Penelope Lively’s Moon Tiger won the Booker Prize in 1987 and yet it’s not a book that I’ve ever heard much about. Maybe it’s a good thing I didn’t know anything about it, as I would otherwise probably have felt too intimidated by the thought of reading it and might never have picked it up. And that would have been a shame because although it was certainly a complex, challenging book, it was also one that I found very rewarding and I didn’t regret the time and effort I put into reading it.
I really wanted to love Moon Tiger. And I did love parts of it. The whole book is beautifully written (I particularly liked the final chapter) and I found myself constantly marking passages I wanted to remember. The only problem I had was that the story was too fragmented for me. The narration jumps from third person past tense to first person past tense to third person present tense – as well as back and forth in time. Eventually I began to really appreciate how well-structured the story actually was, but unfortunately it didn’t start to work for me until I was halfway through the novel.

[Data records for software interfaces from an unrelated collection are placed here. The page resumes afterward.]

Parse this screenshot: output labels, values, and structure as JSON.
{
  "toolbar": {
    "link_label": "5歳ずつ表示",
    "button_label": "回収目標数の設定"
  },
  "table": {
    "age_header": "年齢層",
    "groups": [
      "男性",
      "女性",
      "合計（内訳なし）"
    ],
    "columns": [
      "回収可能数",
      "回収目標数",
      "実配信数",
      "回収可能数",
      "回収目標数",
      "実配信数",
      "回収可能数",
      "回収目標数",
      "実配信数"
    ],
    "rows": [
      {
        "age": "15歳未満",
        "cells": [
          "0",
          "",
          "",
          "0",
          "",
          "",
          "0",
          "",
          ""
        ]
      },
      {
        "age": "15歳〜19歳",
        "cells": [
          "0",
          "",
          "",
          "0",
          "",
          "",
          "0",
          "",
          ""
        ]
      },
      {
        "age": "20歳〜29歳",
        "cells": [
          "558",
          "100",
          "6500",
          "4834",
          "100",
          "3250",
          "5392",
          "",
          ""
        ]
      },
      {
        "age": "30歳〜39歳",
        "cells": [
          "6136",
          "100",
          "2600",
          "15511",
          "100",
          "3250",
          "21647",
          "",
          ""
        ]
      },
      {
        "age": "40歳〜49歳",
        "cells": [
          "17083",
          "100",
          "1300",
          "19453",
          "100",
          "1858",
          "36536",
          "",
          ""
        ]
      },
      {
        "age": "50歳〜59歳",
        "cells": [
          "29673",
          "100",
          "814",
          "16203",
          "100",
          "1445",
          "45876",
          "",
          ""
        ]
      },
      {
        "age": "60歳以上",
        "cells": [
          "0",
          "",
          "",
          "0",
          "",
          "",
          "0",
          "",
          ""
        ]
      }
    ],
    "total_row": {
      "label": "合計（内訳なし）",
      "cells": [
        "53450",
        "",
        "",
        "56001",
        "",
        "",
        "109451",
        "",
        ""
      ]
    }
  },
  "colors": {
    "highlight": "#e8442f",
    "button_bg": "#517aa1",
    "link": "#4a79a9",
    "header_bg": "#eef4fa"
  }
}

As Claudia explains at the beginning of the book she is taking a ‘kaleidoscopic’ view of history. One idea leads to another with only very tenuous connections between them. The most tiny and innocent things that happen in the hospital (a conversation with the nurse about God, a poinsettia plant brought in by her sister-in-law) trigger memories which lead to other memories and then other memories…
Sometimes the narrator also changes very abruptly, so that we see the same scene from two different perspectives. This made things even more confusing, but did help build up a full, balanced picture of Claudia. And Claudia is not the most likeable of people. I loved her as a character – she’s fascinating and unconventional – but not as a person. At first I couldn’t understand her animosity towards her sister-in-law, Sylvia, and I was frustrated that she wasn’t more loving to her daughter, Lisa. The reasons for her behaviour are revealed only very slowly as the story progresses and the secrets of Claudia’s past come to light. This gave the novel some suspense and mystery, as not everything was obvious from the beginning and a lot of things didn’t fall into place until near the very end. I still couldn’t actually like Claudia, but at least I could understand her better.

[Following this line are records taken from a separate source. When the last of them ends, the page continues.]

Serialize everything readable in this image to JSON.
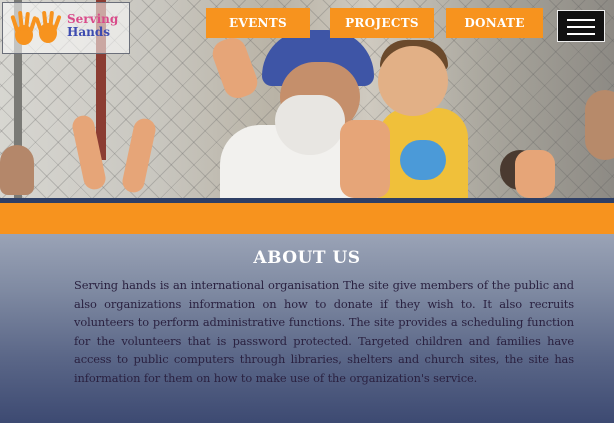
{
  "brand": {
    "line1": "Serving",
    "line2": "Hands",
    "logo_icon": "waving-hands-icon"
  },
  "nav": {
    "events": "EVENTS",
    "projects": "PROJECTS",
    "donate": "DONATE",
    "menu_icon": "hamburger-menu-icon"
  },
  "colors": {
    "accent": "#f7931e",
    "navy": "#2e3f66",
    "logo_pink": "#d94b8a",
    "logo_blue": "#3c4bb0"
  },
  "about": {
    "title": "ABOUT US",
    "body": "Serving hands is an international organisation The site give members of the public and also organizations information on how to donate if they wish to. It also recruits volunteers to perform administrative functions. The site provides a scheduling function for the volunteers that is password protected. Targeted children and families have access to public computers through libraries, shelters and church sites, the site has information for them on how to make use of the organization's service."
  }
}
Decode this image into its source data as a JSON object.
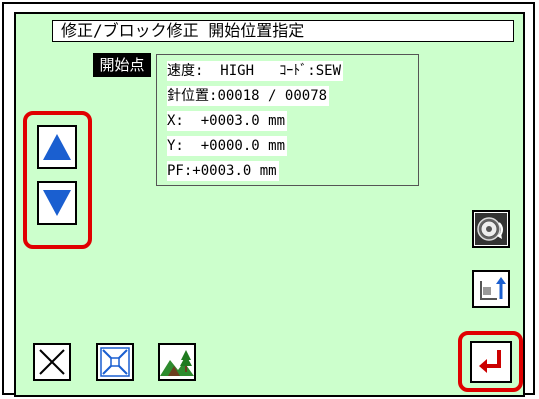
{
  "header": {
    "title": "修正/ブロック修正 開始位置指定"
  },
  "start_point": {
    "label": "開始点"
  },
  "info": {
    "speed_label": "速度:",
    "speed_value": "HIGH",
    "code_label": "ｺｰﾄﾞ:",
    "code_value": "SEW",
    "needle_label": "針位置:",
    "needle_current": "00018",
    "needle_separator": "/",
    "needle_total": "00078",
    "x_label": "X:",
    "x_value": "+0003.0",
    "y_label": "Y:",
    "y_value": "+0000.0",
    "pf_label": "PF:",
    "pf_value": "+0003.0",
    "unit": "mm"
  },
  "colors": {
    "background": "#ccffcc",
    "highlight": "#e00000",
    "arrow_blue": "#1a5fd0",
    "enter_red": "#cc0000"
  },
  "icons": {
    "up": "arrow-up-icon",
    "down": "arrow-down-icon",
    "cancel": "cancel-x-icon",
    "fit": "fit-to-center-icon",
    "view": "landscape-view-icon",
    "handwheel": "handwheel-rotate-icon",
    "frame": "frame-origin-icon",
    "enter": "enter-return-icon"
  }
}
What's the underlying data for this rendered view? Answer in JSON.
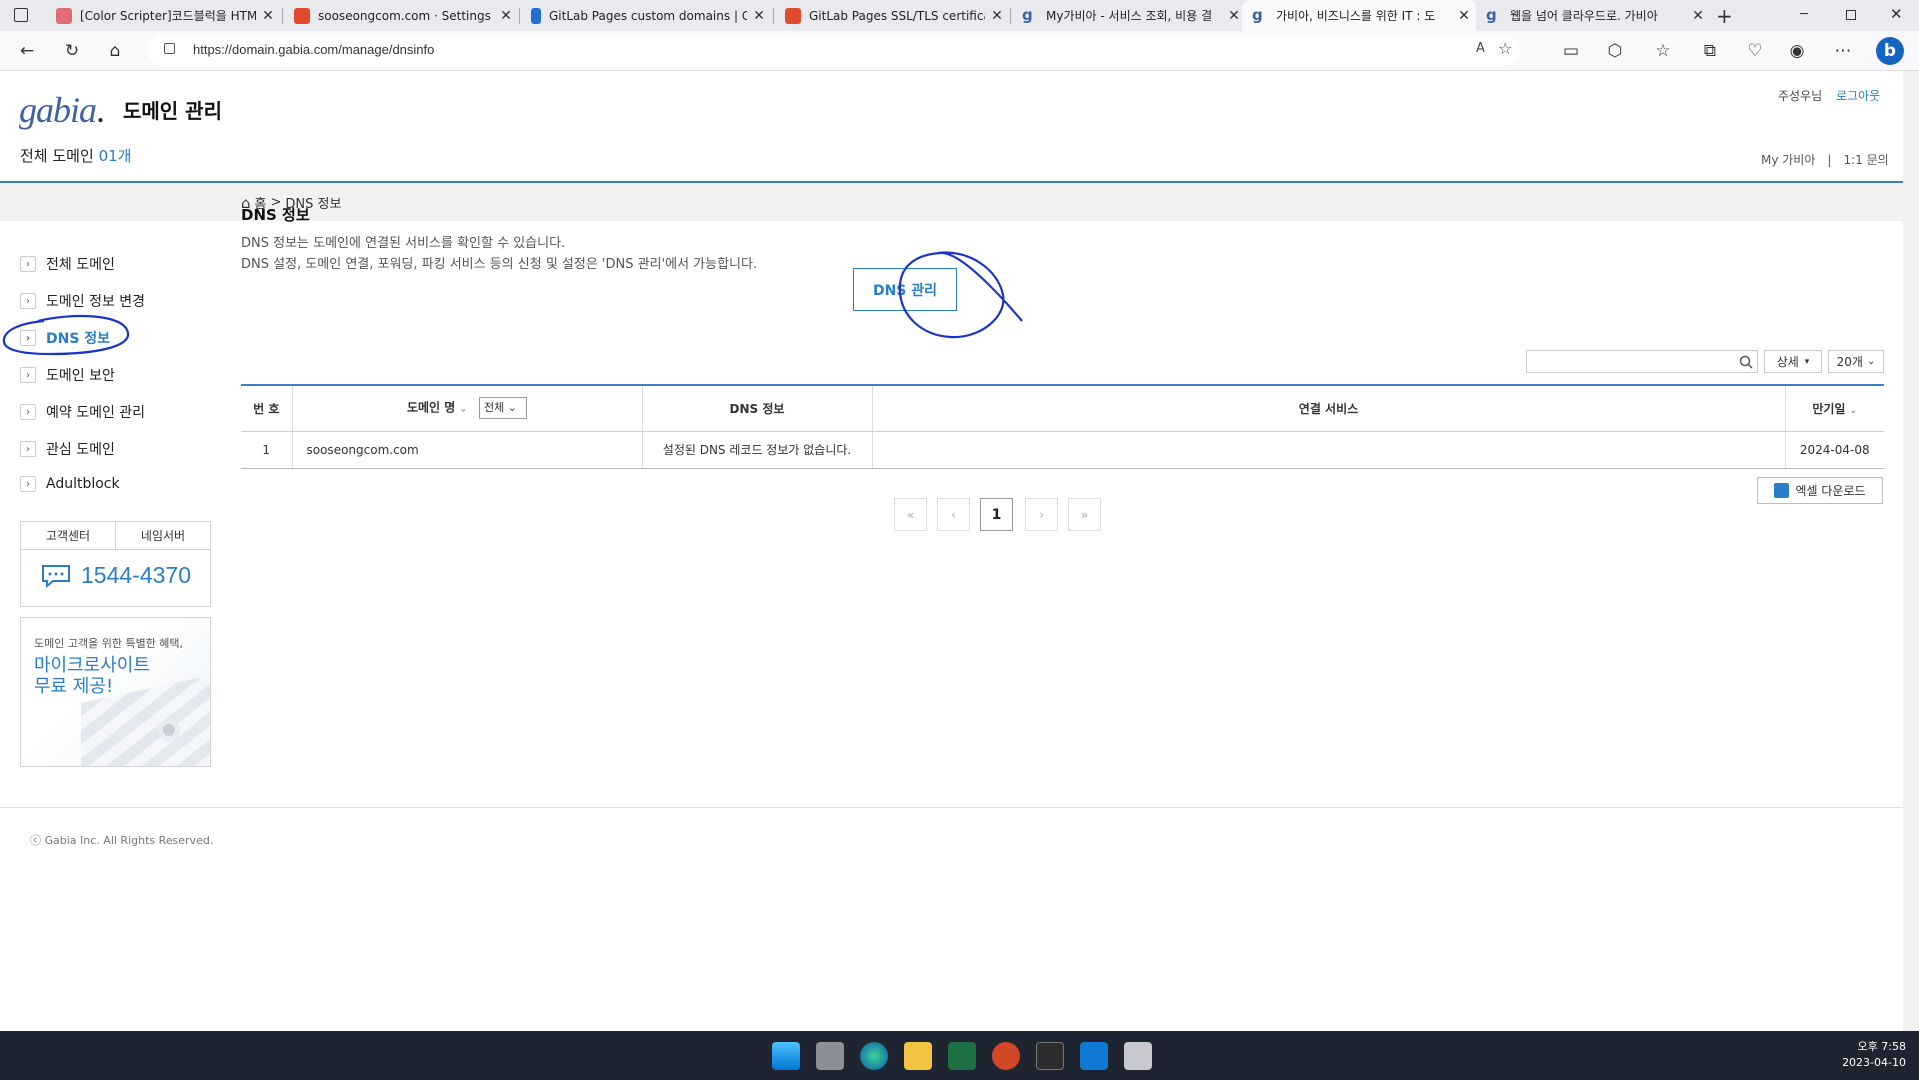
{
  "browser": {
    "tabs": [
      {
        "title": "[Color Scripter]코드블럭을 HTML",
        "favicon_color": "#e06c75"
      },
      {
        "title": "sooseongcom.com · Settings · 도",
        "favicon_color": "#e2492f"
      },
      {
        "title": "GitLab Pages custom domains | G",
        "favicon_color": "#1f6fd0"
      },
      {
        "title": "GitLab Pages SSL/TLS certificate",
        "favicon_color": "#e2492f"
      },
      {
        "title": "My가비아 - 서비스 조회, 비용 결",
        "favicon_color": "#3b62a3"
      },
      {
        "title": "가비아, 비즈니스를 위한 IT : 도",
        "favicon_color": "#3b62a3"
      },
      {
        "title": "웹을 넘어 클라우드로. 가비아",
        "favicon_color": "#3b62a3"
      }
    ],
    "active_tab": 5,
    "url": "https://domain.gabia.com/manage/dnsinfo"
  },
  "header": {
    "logo": "gabia",
    "logo_dot": ".",
    "service_title": "도메인 관리",
    "total_label": "전체 도메인",
    "total_count": "01개",
    "user_name": "주성우님",
    "logout": "로그아웃",
    "my_gabia": "My 가비아",
    "separator": "|",
    "inquiry": "1:1 문의"
  },
  "breadcrumb": {
    "home": "홈",
    "sep": ">",
    "current": "DNS 정보"
  },
  "sidebar": {
    "items": [
      {
        "label": "전체 도메인"
      },
      {
        "label": "도메인 정보 변경"
      },
      {
        "label": "DNS 정보",
        "selected": true
      },
      {
        "label": "도메인 보안"
      },
      {
        "label": "예약 도메인 관리"
      },
      {
        "label": "관심 도메인"
      },
      {
        "label": "Adultblock"
      }
    ],
    "support_tabs": [
      "고객센터",
      "네임서버"
    ],
    "phone": "1544-4370",
    "banner_small": "도메인 고객을 위한 특별한 혜택,",
    "banner_line1": "마이크로사이트",
    "banner_line2": "무료 제공!"
  },
  "content": {
    "title": "DNS 정보",
    "desc1": "DNS 정보는 도메인에 연결된 서비스를 확인할 수 있습니다.",
    "desc2": "DNS 설정, 도메인 연결, 포워딩, 파킹 서비스 등의 신청 및 설정은 'DNS 관리'에서 가능합니다.",
    "dns_manage_button": "DNS 관리",
    "search_placeholder": "",
    "detail_label": "상세",
    "per_page": "20개"
  },
  "table": {
    "headers": {
      "no": "번 호",
      "domain": "도메인 명",
      "filter": "전체",
      "dns": "DNS 정보",
      "service": "연결 서비스",
      "expiry": "만기일"
    },
    "rows": [
      {
        "no": "1",
        "domain": "sooseongcom.com",
        "dns": "설정된 DNS 레코드 정보가 없습니다.",
        "service": "",
        "expiry": "2024-04-08"
      }
    ]
  },
  "pagination": {
    "current": "1"
  },
  "excel_button": "엑셀 다운로드",
  "footer": "ⓒ Gabia Inc. All Rights Reserved.",
  "taskbar": {
    "time": "오후 7:58",
    "date": "2023-04-10"
  },
  "colors": {
    "accent": "#2a7ec9",
    "annotation": "#1a35c8"
  }
}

I did like the way Claudia talked about history and how she was able to relate historical events to events from her own past. To Claudia, history is a personal subject – she writes her history books for the general public, in language that they can understand. And just as it would be difficult to write a history of the entire world in strictly chronological order, the story Penelope Lively tells in Moon Tiger is not chronological either.

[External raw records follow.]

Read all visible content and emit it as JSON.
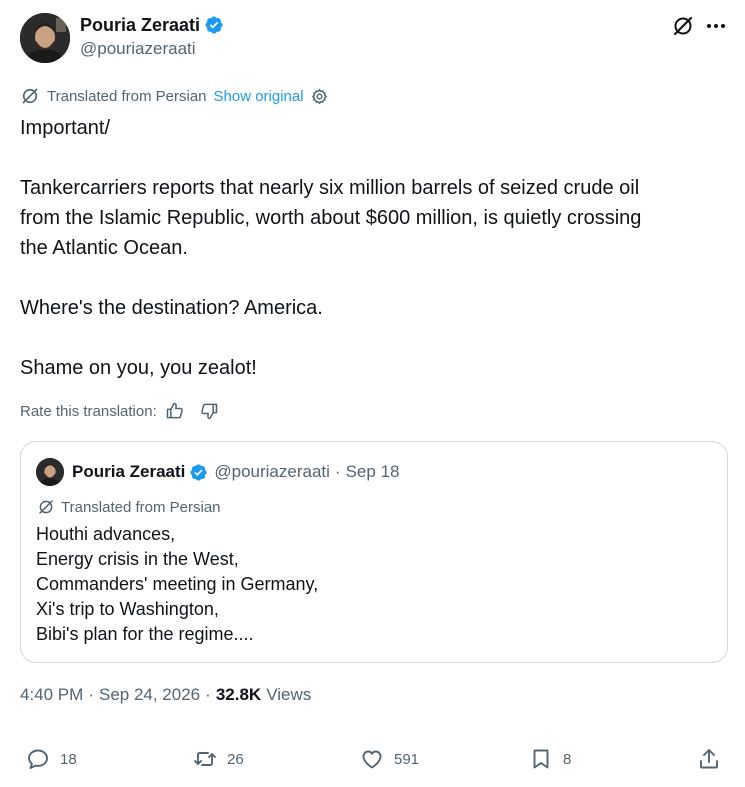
{
  "author": {
    "name": "Pouria Zeraati",
    "handle": "@pouriazeraati",
    "verified": true
  },
  "translation": {
    "label": "Translated from Persian",
    "show_original": "Show original"
  },
  "tweet": {
    "lines": [
      "Important/",
      "",
      "Tankercarriers reports that nearly six million barrels of seized crude oil",
      "from the Islamic Republic, worth about $600 million, is quietly crossing",
      "the Atlantic Ocean.",
      "",
      "Where's the destination? America.",
      "",
      "Shame on you, you zealot!"
    ]
  },
  "rate_translation": {
    "label": "Rate this translation:"
  },
  "quote": {
    "name": "Pouria Zeraati",
    "handle": "@pouriazeraati",
    "date": "Sep 18",
    "translated_label": "Translated from Persian",
    "lines": [
      "Houthi advances,",
      "Energy crisis in the West,",
      "Commanders' meeting in Germany,",
      "Xi's trip to Washington,",
      "Bibi's plan for the regime...."
    ]
  },
  "meta": {
    "time": "4:40 PM",
    "date": "Sep 24, 2026",
    "separator": "·",
    "views_count": "32.8K",
    "views_label": "Views"
  },
  "actions": {
    "replies": "18",
    "retweets": "26",
    "likes": "591",
    "bookmarks": "8"
  },
  "colors": {
    "link": "#1d9bf0",
    "verified": "#1d9bf0",
    "secondary_text": "#536471",
    "primary_text": "#0f1419",
    "border": "#cfd9de"
  }
}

Where the book really comes into its own is in Claudia’s recollections of Egypt when she was working in Cairo as a war correspondent during World War II. The descriptions of Egypt are vivid and realistic, the type that could only be written by someone familiar with the country (as Penelope Lively was). It’s in these sections that we begin to see a softer side of Claudia – and in case you were wondering, this is also when we finally learn what a Moon Tiger is!
I still find it hard to say what I thought about this book. I was impressed by it, but did I actually enjoy it? No, not really – but it was certainly one of the most interesting and unusual books I’ve read this year.